Digital Trade in Africa: Implications for Inclusion and Human Rights
For the United Nations, human rights offline must also be protected online.
Opening Remarks by Ms. Ahunna Eziakonwa-Onochie, UN Resident Coordinator, UNDP Resident Representative & UN Humanitarian Coordinator
Addis Ababa, Ethiopia
Madam Vera Songwe, Executive Secretary, United Nations Economic Commission for Africa;
Mr. Carlos Lopes, Professor at Graduate School of Development Policy and Practice, University of Cape Town, and Visiting Professor at Sciences Po, Paris;
Excellency Amani Abou-Zeid, Commissioner for Infrastructure and Energy, African Union Commission; Mr. Florian Koch, Director, Friedrich Ebert Stiftung African Union Office;
Mr. David Luke, Coordinator of the African Trade Policy Centre, United Nations Economic Commission for Africa; Madame Nwanne Vwede-Obahor, Regional Representative of OHCHR;
Heads of UNCT and UNLT, Delegates from Governments, Civil Society Organisations and Private Sector; Excellencies, Ladies and Gentlemen;
Colleagues and friends,
All Protocol Observed;

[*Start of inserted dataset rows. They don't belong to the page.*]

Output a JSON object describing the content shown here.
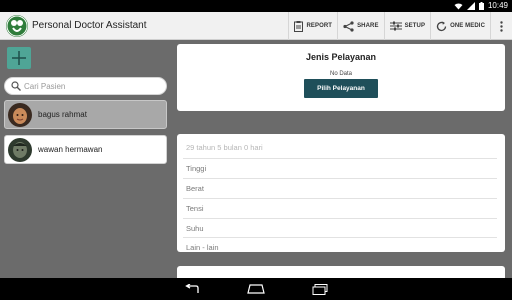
{
  "status_bar": {
    "time": "10:49"
  },
  "app": {
    "title": "Personal Doctor Assistant"
  },
  "actions": [
    {
      "label": "REPORT",
      "icon": "report-icon"
    },
    {
      "label": "SHARE",
      "icon": "share-icon"
    },
    {
      "label": "SETUP",
      "icon": "setup-icon"
    },
    {
      "label": "ONE MEDIC",
      "icon": "sync-icon"
    }
  ],
  "search": {
    "placeholder": "Cari Pasien",
    "value": ""
  },
  "patients": [
    {
      "name": "bagus rahmat",
      "selected": true
    },
    {
      "name": "wawan  hermawan",
      "selected": false
    }
  ],
  "service": {
    "title": "Jenis Pelayanan",
    "status": "No Data",
    "button": "Pilih Pelayanan"
  },
  "vitals": {
    "age": "29 tahun 5 bulan 0 hari",
    "fields": [
      "Tinggi",
      "Berat",
      "Tensi",
      "Suhu",
      "Lain - lain"
    ]
  },
  "colors": {
    "accent": "#4fa596",
    "button": "#1f4f5a",
    "background": "#6b6b6b"
  }
}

For the United Nations, human rights offline must also be protected online. The General Assembly and the Human Rights Council have affirmed that the online space cannot be rights-free. Human rights in the digital era, such as to online privacy and freedom of expression, for example, are really extensions of the equal and inalienable rights laid out in the United Nation’s Universal Declaration of Human Rights. This year, we celebrate 70 years of this consensus and at this Conference, we have a unique opportunity to mainstream those fundamental ideals that are no less true today than then, and whose inalienability is no less applicable online than it is offline. The core concept of human rights in the Declaration, human dignity, must guide our deliberations today and tomorrow.
We can also capitalize on existing voluntary frameworks in order to imbue digital trade with rights. The UN Guiding Principles on Business and Human Rights provide an authoritative global standard for preventing and addressing adverse human rights impacts linked to business activity and enjoy near universal industry uptake including of tech companies.
The UNGPs three pillars; protect, respect and repair, offer a unique framework within which the rights framework can interface with that on digital trade. Tech companies would respect human rights, that is do-no-harm, and undertake the requisite due diligence. States would protect against human rights abuses by third parties, while both would establish effective remedy mechanisms for victims of human rights abuses in the context of online trade activities. On the issue of remedies, access to justice and dispute resolution mechanisms would encourage the use of digital trade consequent to confidence that peoples’ consumer rights, intellectual property rights, rights to privacy and the use of their data are protected, and that adequate fair trial and due-process considerations of fairness, impartiality and right to be heard are imbedded therein.
It is paramount that discussions on an inclusive digital trade environment must delve deeper into the issue of non-discrimination. Traditional assessment on non-discrimination means for example looking at whether women and girls have access to the internet and reap its benefits and is mainly vis-à-vis men and boys respectively. Inter-sectionality means looking at whether minority women, disabled women, rural women, minority men, disabled men, rural men, the minority youth, the disabled youth, rural youth and so on, also have comparable access and benefits. Let us probe and drill down to the smallest human denominator to ensure that indeed no one is left behind.
I would like to conclude by saying that when not used appropriately, there is significant risk that the deployment of digital trade is resulting in widening inequalities in society. Without targeted measures privilege and exclusion tend to perpetuate themselves. I hope that the discussions during the coming days will bring us the full range of opportunities of digital trade and solutions to threats posed, as we share knowledge and ideas on the range of work that is being undertaken to secure greater protection. In the process I’m sure we will all discover further opportunities for collaboration, reinforcement or exchange. As someone said, “to those used to privilege, equality feels like an oppression”, and so we all must guard against our conscious and unconscious biases and pushbacks, and our varied tolerances and intolerances, to aim for an outcome that has the minimum of safeguards and is grounded on parity, and dignity from the onset. As we convene in this beautiful city, let us embrace and leverage technology to advance human rights in digital trade. Let us carry the 70 years of historic affirmation, including of African States, of the unequivocal place of rights and dignity of every individual above all other consideration, as per the spirit of the United Nation’s Universal Declaration of Human Rights.
Mesdames, Messieurs, je vous souhaite de riches et fructueuses délibérations.
I wish you rich and fruitful deliberations.